Fancy an Arctic cruise? With climate change melting the planet's sea ice faster than ever, the globe's northern-most points could become a check on the well-traveled tourist's bucket list. That possibility is giving goose bumps to maritime experts who say safety measures are lacking. "It's what keeps us up at night," NOAA's Amy Merten tells the New York Times. Any ship that sails through Arctic waters undergoes a safety inspection. But that may not be enough, and experts say there are few possibilities for a quick rescue. That is of particular concern as the number of ships in the Bering Strait has doubled since 1998, per E&T. Evacuation by long-range helicopters would be difficult, and it could be days before another ship is within range. The US has only two working icebreakers, though President Trump has promised to build "many" more; Russia has several dozen.
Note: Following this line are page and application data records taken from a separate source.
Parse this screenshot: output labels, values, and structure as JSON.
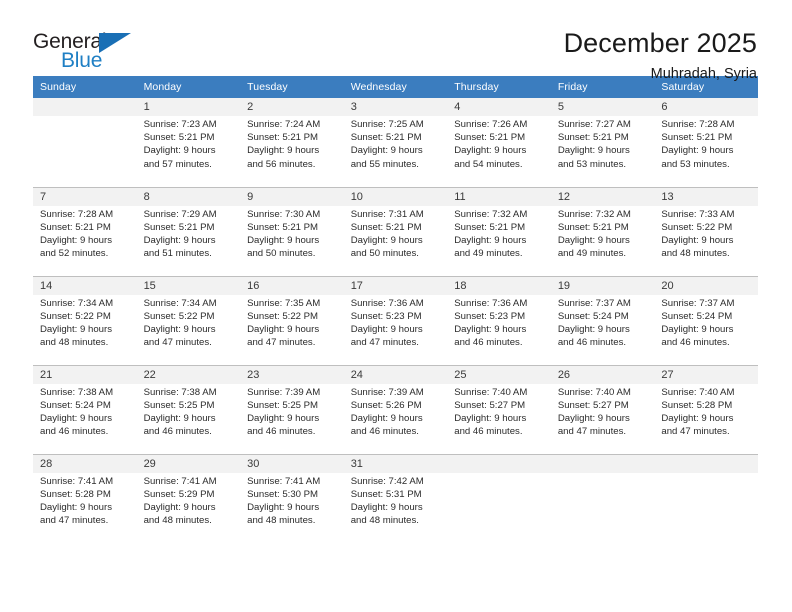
{
  "brand": {
    "name_part1": "General",
    "name_part2": "Blue",
    "accent_color": "#1a6fb5"
  },
  "header": {
    "title": "December 2025",
    "subtitle": "Muhradah, Syria"
  },
  "calendar": {
    "header_color": "#3b7dbf",
    "daynum_band_color": "#f2f2f2",
    "weekday_headers": [
      "Sunday",
      "Monday",
      "Tuesday",
      "Wednesday",
      "Thursday",
      "Friday",
      "Saturday"
    ],
    "weeks": [
      [
        {
          "day": "",
          "sunrise": "",
          "sunset": "",
          "daylight1": "",
          "daylight2": ""
        },
        {
          "day": "1",
          "sunrise": "Sunrise: 7:23 AM",
          "sunset": "Sunset: 5:21 PM",
          "daylight1": "Daylight: 9 hours",
          "daylight2": "and 57 minutes."
        },
        {
          "day": "2",
          "sunrise": "Sunrise: 7:24 AM",
          "sunset": "Sunset: 5:21 PM",
          "daylight1": "Daylight: 9 hours",
          "daylight2": "and 56 minutes."
        },
        {
          "day": "3",
          "sunrise": "Sunrise: 7:25 AM",
          "sunset": "Sunset: 5:21 PM",
          "daylight1": "Daylight: 9 hours",
          "daylight2": "and 55 minutes."
        },
        {
          "day": "4",
          "sunrise": "Sunrise: 7:26 AM",
          "sunset": "Sunset: 5:21 PM",
          "daylight1": "Daylight: 9 hours",
          "daylight2": "and 54 minutes."
        },
        {
          "day": "5",
          "sunrise": "Sunrise: 7:27 AM",
          "sunset": "Sunset: 5:21 PM",
          "daylight1": "Daylight: 9 hours",
          "daylight2": "and 53 minutes."
        },
        {
          "day": "6",
          "sunrise": "Sunrise: 7:28 AM",
          "sunset": "Sunset: 5:21 PM",
          "daylight1": "Daylight: 9 hours",
          "daylight2": "and 53 minutes."
        }
      ],
      [
        {
          "day": "7",
          "sunrise": "Sunrise: 7:28 AM",
          "sunset": "Sunset: 5:21 PM",
          "daylight1": "Daylight: 9 hours",
          "daylight2": "and 52 minutes."
        },
        {
          "day": "8",
          "sunrise": "Sunrise: 7:29 AM",
          "sunset": "Sunset: 5:21 PM",
          "daylight1": "Daylight: 9 hours",
          "daylight2": "and 51 minutes."
        },
        {
          "day": "9",
          "sunrise": "Sunrise: 7:30 AM",
          "sunset": "Sunset: 5:21 PM",
          "daylight1": "Daylight: 9 hours",
          "daylight2": "and 50 minutes."
        },
        {
          "day": "10",
          "sunrise": "Sunrise: 7:31 AM",
          "sunset": "Sunset: 5:21 PM",
          "daylight1": "Daylight: 9 hours",
          "daylight2": "and 50 minutes."
        },
        {
          "day": "11",
          "sunrise": "Sunrise: 7:32 AM",
          "sunset": "Sunset: 5:21 PM",
          "daylight1": "Daylight: 9 hours",
          "daylight2": "and 49 minutes."
        },
        {
          "day": "12",
          "sunrise": "Sunrise: 7:32 AM",
          "sunset": "Sunset: 5:21 PM",
          "daylight1": "Daylight: 9 hours",
          "daylight2": "and 49 minutes."
        },
        {
          "day": "13",
          "sunrise": "Sunrise: 7:33 AM",
          "sunset": "Sunset: 5:22 PM",
          "daylight1": "Daylight: 9 hours",
          "daylight2": "and 48 minutes."
        }
      ],
      [
        {
          "day": "14",
          "sunrise": "Sunrise: 7:34 AM",
          "sunset": "Sunset: 5:22 PM",
          "daylight1": "Daylight: 9 hours",
          "daylight2": "and 48 minutes."
        },
        {
          "day": "15",
          "sunrise": "Sunrise: 7:34 AM",
          "sunset": "Sunset: 5:22 PM",
          "daylight1": "Daylight: 9 hours",
          "daylight2": "and 47 minutes."
        },
        {
          "day": "16",
          "sunrise": "Sunrise: 7:35 AM",
          "sunset": "Sunset: 5:22 PM",
          "daylight1": "Daylight: 9 hours",
          "daylight2": "and 47 minutes."
        },
        {
          "day": "17",
          "sunrise": "Sunrise: 7:36 AM",
          "sunset": "Sunset: 5:23 PM",
          "daylight1": "Daylight: 9 hours",
          "daylight2": "and 47 minutes."
        },
        {
          "day": "18",
          "sunrise": "Sunrise: 7:36 AM",
          "sunset": "Sunset: 5:23 PM",
          "daylight1": "Daylight: 9 hours",
          "daylight2": "and 46 minutes."
        },
        {
          "day": "19",
          "sunrise": "Sunrise: 7:37 AM",
          "sunset": "Sunset: 5:24 PM",
          "daylight1": "Daylight: 9 hours",
          "daylight2": "and 46 minutes."
        },
        {
          "day": "20",
          "sunrise": "Sunrise: 7:37 AM",
          "sunset": "Sunset: 5:24 PM",
          "daylight1": "Daylight: 9 hours",
          "daylight2": "and 46 minutes."
        }
      ],
      [
        {
          "day": "21",
          "sunrise": "Sunrise: 7:38 AM",
          "sunset": "Sunset: 5:24 PM",
          "daylight1": "Daylight: 9 hours",
          "daylight2": "and 46 minutes."
        },
        {
          "day": "22",
          "sunrise": "Sunrise: 7:38 AM",
          "sunset": "Sunset: 5:25 PM",
          "daylight1": "Daylight: 9 hours",
          "daylight2": "and 46 minutes."
        },
        {
          "day": "23",
          "sunrise": "Sunrise: 7:39 AM",
          "sunset": "Sunset: 5:25 PM",
          "daylight1": "Daylight: 9 hours",
          "daylight2": "and 46 minutes."
        },
        {
          "day": "24",
          "sunrise": "Sunrise: 7:39 AM",
          "sunset": "Sunset: 5:26 PM",
          "daylight1": "Daylight: 9 hours",
          "daylight2": "and 46 minutes."
        },
        {
          "day": "25",
          "sunrise": "Sunrise: 7:40 AM",
          "sunset": "Sunset: 5:27 PM",
          "daylight1": "Daylight: 9 hours",
          "daylight2": "and 46 minutes."
        },
        {
          "day": "26",
          "sunrise": "Sunrise: 7:40 AM",
          "sunset": "Sunset: 5:27 PM",
          "daylight1": "Daylight: 9 hours",
          "daylight2": "and 47 minutes."
        },
        {
          "day": "27",
          "sunrise": "Sunrise: 7:40 AM",
          "sunset": "Sunset: 5:28 PM",
          "daylight1": "Daylight: 9 hours",
          "daylight2": "and 47 minutes."
        }
      ],
      [
        {
          "day": "28",
          "sunrise": "Sunrise: 7:41 AM",
          "sunset": "Sunset: 5:28 PM",
          "daylight1": "Daylight: 9 hours",
          "daylight2": "and 47 minutes."
        },
        {
          "day": "29",
          "sunrise": "Sunrise: 7:41 AM",
          "sunset": "Sunset: 5:29 PM",
          "daylight1": "Daylight: 9 hours",
          "daylight2": "and 48 minutes."
        },
        {
          "day": "30",
          "sunrise": "Sunrise: 7:41 AM",
          "sunset": "Sunset: 5:30 PM",
          "daylight1": "Daylight: 9 hours",
          "daylight2": "and 48 minutes."
        },
        {
          "day": "31",
          "sunrise": "Sunrise: 7:42 AM",
          "sunset": "Sunset: 5:31 PM",
          "daylight1": "Daylight: 9 hours",
          "daylight2": "and 48 minutes."
        },
        {
          "day": "",
          "sunrise": "",
          "sunset": "",
          "daylight1": "",
          "daylight2": ""
        },
        {
          "day": "",
          "sunrise": "",
          "sunset": "",
          "daylight1": "",
          "daylight2": ""
        },
        {
          "day": "",
          "sunrise": "",
          "sunset": "",
          "daylight1": "",
          "daylight2": ""
        }
      ]
    ]
  }
}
One big threat is a grounding in poorly charted waters. While incidents are rare, the cruise ship Explorer sank in 2007 after hitting an iceberg (that one in the Antarctic), though the 150 passengers and crew were rescued. The prospect of commercial traffic raises another worry: a catastrophic oil spill. In September, Russia will begin shipping liquefied natural gas from Siberia aboard massive tankers that can break thick ice. For now, ice presents a natural impediment. "It only takes a little bit of ice to ruin your day," a shipping company rep told the Times. But if scientists are right, sea ice may soon be less of a factor, with the minimum level that's reached at the end of every summer dwindling 13% per decade (compared to the 1981 to 2010 average). They predict there could be no more Arctic summer ice as early as 2030. (As sea ice disappears, polar bear attacks rise.)